■ Exercise description
Repeat each line of the material below exactly.

■ Data to process
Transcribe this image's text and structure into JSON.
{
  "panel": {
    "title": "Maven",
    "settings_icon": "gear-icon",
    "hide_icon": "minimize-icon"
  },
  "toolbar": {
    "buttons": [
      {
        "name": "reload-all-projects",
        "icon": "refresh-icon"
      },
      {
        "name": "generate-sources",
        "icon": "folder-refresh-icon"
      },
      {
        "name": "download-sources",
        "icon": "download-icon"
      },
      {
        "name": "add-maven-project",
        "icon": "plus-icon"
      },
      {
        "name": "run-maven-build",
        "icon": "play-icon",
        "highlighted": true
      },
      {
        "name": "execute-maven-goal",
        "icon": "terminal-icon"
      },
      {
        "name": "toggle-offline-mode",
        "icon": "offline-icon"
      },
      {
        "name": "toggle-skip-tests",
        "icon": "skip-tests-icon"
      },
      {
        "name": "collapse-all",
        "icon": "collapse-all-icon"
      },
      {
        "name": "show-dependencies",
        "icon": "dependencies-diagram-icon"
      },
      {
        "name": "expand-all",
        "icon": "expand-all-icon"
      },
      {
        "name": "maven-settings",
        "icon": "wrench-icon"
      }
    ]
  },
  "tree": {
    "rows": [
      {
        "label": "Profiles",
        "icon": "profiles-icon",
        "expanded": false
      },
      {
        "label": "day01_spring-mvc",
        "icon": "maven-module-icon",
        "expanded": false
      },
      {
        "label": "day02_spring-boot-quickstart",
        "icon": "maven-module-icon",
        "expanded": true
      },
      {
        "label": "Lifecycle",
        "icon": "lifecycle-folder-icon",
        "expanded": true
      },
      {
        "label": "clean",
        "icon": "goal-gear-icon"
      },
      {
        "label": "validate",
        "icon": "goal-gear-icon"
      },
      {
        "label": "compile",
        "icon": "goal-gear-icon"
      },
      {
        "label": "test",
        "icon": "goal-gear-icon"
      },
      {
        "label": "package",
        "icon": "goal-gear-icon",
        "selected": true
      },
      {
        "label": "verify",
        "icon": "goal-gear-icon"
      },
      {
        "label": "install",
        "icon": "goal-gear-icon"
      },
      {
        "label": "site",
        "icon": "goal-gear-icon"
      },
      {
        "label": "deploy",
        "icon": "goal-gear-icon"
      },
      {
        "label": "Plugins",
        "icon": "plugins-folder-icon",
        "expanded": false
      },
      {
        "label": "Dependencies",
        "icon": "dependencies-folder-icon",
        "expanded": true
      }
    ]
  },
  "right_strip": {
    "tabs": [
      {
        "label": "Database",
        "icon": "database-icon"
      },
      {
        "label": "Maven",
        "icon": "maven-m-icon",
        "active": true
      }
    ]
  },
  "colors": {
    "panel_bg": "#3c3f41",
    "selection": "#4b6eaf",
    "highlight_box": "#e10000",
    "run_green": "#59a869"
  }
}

■ Output of the task
Transcribe this image's text and structure into JSON.
{
  "panel": {
    "title": "Maven",
    "settings_icon": "gear-icon",
    "hide_icon": "minimize-icon"
  },
  "toolbar": {
    "buttons": [
      {
        "name": "reload-all-projects",
        "icon": "refresh-icon"
      },
      {
        "name": "generate-sources",
        "icon": "folder-refresh-icon"
      },
      {
        "name": "download-sources",
        "icon": "download-icon"
      },
      {
        "name": "add-maven-project",
        "icon": "plus-icon"
      },
      {
        "name": "run-maven-build",
        "icon": "play-icon",
        "highlighted": true
      },
      {
        "name": "execute-maven-goal",
        "icon": "terminal-icon"
      },
      {
        "name": "toggle-offline-mode",
        "icon": "offline-icon"
      },
      {
        "name": "toggle-skip-tests",
        "icon": "skip-tests-icon"
      },
      {
        "name": "collapse-all",
        "icon": "collapse-all-icon"
      },
      {
        "name": "show-dependencies",
        "icon": "dependencies-diagram-icon"
      },
      {
        "name": "expand-all",
        "icon": "expand-all-icon"
      },
      {
        "name": "maven-settings",
        "icon": "wrench-icon"
      }
    ]
  },
  "tree": {
    "rows": [
      {
        "label": "Profiles",
        "icon": "profiles-icon",
        "expanded": false
      },
      {
        "label": "day01_spring-mvc",
        "icon": "maven-module-icon",
        "expanded": false
      },
      {
        "label": "day02_spring-boot-quickstart",
        "icon": "maven-module-icon",
        "expanded": true
      },
      {
        "label": "Lifecycle",
        "icon": "lifecycle-folder-icon",
        "expanded": true
      },
      {
        "label": "clean",
        "icon": "goal-gear-icon"
      },
      {
        "label": "validate",
        "icon": "goal-gear-icon"
      },
      {
        "label": "compile",
        "icon": "goal-gear-icon"
      },
      {
        "label": "test",
        "icon": "goal-gear-icon"
      },
      {
        "label": "package",
        "icon": "goal-gear-icon",
        "selected": true
      },
      {
        "label": "verify",
        "icon": "goal-gear-icon"
      },
      {
        "label": "install",
        "icon": "goal-gear-icon"
      },
      {
        "label": "site",
        "icon": "goal-gear-icon"
      },
      {
        "label": "deploy",
        "icon": "goal-gear-icon"
      },
      {
        "label": "Plugins",
        "icon": "plugins-folder-icon",
        "expanded": false
      },
      {
        "label": "Dependencies",
        "icon": "dependencies-folder-icon",
        "expanded": true
      }
    ]
  },
  "right_strip": {
    "tabs": [
      {
        "label": "Database",
        "icon": "database-icon"
      },
      {
        "label": "Maven",
        "icon": "maven-m-icon",
        "active": true
      }
    ]
  },
  "colors": {
    "panel_bg": "#3c3f41",
    "selection": "#4b6eaf",
    "highlight_box": "#e10000",
    "run_green": "#59a869"
  }
}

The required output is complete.